What else are people saying?

Natural England chairman Tony Juniper said: “The Countryside Code has been providing an excellent guide for people on how to get out and enjoy the outdoors safely for over 70 years.

“With more people than ever before seeking solace in nature, this refresh could not come at a more crucial time.

“We want everyone to be aware of the Code, so people of all ages and backgrounds can enjoy the invaluable health and wellbeing benefits that nature offers, while giving it the respect it deserves.”

Rural affairs minister Lord Gardiner said: “With so many people visiting the countryside, the Countryside Code has never felt more relevant.

“Crucially it now covers all green spaces, waterways, the coast and even parks in towns and cities, so that everyone, as we lift restrictions, can enjoy a greener future.”

Mark Bridgeman, president of the Country Land and Business Association (CLA), which represents 28,000 rural businesses owners across England and Wales, said: “With more people expected to explore rural areas over Easter it’s imperative that the Code is well-read, respected and followed.

“Although there have not been significant changes to the Code, the messaging is clear – Respect, Protect and Enjoy the outdoors.
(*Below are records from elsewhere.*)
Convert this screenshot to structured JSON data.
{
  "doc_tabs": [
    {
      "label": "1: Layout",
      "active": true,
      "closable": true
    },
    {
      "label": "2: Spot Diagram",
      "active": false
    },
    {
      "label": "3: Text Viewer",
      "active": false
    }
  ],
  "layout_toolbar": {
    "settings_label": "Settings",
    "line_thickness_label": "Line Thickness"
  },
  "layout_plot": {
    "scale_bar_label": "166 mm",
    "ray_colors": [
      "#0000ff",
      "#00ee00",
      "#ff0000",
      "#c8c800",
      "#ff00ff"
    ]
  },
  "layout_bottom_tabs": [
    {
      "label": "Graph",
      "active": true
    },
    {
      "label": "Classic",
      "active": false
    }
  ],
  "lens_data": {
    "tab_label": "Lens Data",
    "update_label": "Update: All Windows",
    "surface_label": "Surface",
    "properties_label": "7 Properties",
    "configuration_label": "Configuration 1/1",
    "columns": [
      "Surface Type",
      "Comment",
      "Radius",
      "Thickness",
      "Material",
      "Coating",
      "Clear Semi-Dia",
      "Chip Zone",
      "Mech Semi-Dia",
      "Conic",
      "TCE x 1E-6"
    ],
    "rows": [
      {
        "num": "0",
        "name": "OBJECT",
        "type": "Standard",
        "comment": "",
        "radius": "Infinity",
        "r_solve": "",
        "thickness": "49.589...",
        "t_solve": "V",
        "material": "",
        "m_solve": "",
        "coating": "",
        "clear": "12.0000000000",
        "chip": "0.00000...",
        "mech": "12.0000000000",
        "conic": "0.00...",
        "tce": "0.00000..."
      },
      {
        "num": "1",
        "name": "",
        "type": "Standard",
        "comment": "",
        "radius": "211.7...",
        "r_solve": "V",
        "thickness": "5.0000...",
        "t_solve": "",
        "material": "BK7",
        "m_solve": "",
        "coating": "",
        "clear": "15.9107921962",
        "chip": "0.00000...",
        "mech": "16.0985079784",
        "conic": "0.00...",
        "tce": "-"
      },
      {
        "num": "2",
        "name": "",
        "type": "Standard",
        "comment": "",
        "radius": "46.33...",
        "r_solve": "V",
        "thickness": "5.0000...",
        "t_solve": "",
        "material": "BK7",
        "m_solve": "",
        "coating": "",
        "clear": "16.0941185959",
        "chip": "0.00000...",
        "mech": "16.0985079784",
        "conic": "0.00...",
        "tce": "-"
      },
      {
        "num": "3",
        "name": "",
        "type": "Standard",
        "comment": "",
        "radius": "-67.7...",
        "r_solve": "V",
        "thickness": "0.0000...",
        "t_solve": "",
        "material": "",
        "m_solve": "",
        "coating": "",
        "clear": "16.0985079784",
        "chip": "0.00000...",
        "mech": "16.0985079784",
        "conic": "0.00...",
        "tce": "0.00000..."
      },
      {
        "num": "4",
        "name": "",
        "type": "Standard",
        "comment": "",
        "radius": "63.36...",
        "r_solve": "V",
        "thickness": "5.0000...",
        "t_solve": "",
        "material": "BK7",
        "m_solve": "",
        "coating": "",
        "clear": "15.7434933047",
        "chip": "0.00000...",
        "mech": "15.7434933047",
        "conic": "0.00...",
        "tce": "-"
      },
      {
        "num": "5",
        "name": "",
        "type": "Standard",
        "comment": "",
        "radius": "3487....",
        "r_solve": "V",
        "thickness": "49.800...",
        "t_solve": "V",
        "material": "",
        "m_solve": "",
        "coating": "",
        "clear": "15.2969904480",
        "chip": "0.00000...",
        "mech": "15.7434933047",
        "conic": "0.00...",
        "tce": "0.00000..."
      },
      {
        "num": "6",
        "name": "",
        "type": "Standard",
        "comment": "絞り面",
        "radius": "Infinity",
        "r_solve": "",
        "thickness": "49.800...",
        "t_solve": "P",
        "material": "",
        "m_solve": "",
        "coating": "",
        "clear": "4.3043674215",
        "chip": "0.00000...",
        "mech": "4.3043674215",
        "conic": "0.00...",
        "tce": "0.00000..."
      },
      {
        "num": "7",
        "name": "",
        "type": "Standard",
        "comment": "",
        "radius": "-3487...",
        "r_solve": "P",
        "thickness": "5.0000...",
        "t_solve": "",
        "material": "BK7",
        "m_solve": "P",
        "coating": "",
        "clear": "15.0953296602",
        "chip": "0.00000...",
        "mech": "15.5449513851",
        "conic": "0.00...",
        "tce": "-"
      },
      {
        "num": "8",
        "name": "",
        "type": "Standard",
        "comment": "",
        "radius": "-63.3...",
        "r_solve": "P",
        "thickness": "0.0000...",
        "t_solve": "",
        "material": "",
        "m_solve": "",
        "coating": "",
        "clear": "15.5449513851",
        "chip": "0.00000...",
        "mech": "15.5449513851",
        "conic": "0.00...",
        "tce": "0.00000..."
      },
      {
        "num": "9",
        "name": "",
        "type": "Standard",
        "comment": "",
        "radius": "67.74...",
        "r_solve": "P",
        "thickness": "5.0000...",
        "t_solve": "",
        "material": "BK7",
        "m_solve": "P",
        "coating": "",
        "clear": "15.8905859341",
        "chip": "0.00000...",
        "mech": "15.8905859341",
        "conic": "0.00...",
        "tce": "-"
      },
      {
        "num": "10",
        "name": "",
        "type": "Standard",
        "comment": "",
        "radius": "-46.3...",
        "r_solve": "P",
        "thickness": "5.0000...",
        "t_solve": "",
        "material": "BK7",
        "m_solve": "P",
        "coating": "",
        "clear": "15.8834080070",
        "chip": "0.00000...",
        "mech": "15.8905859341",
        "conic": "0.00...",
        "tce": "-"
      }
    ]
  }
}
“By closing gates behind you and sticking to footpaths, to keeping your dog under control and picking up rubbish, there is no reason why we cannot work together to keep the countryside beautiful for everyone to enjoy.”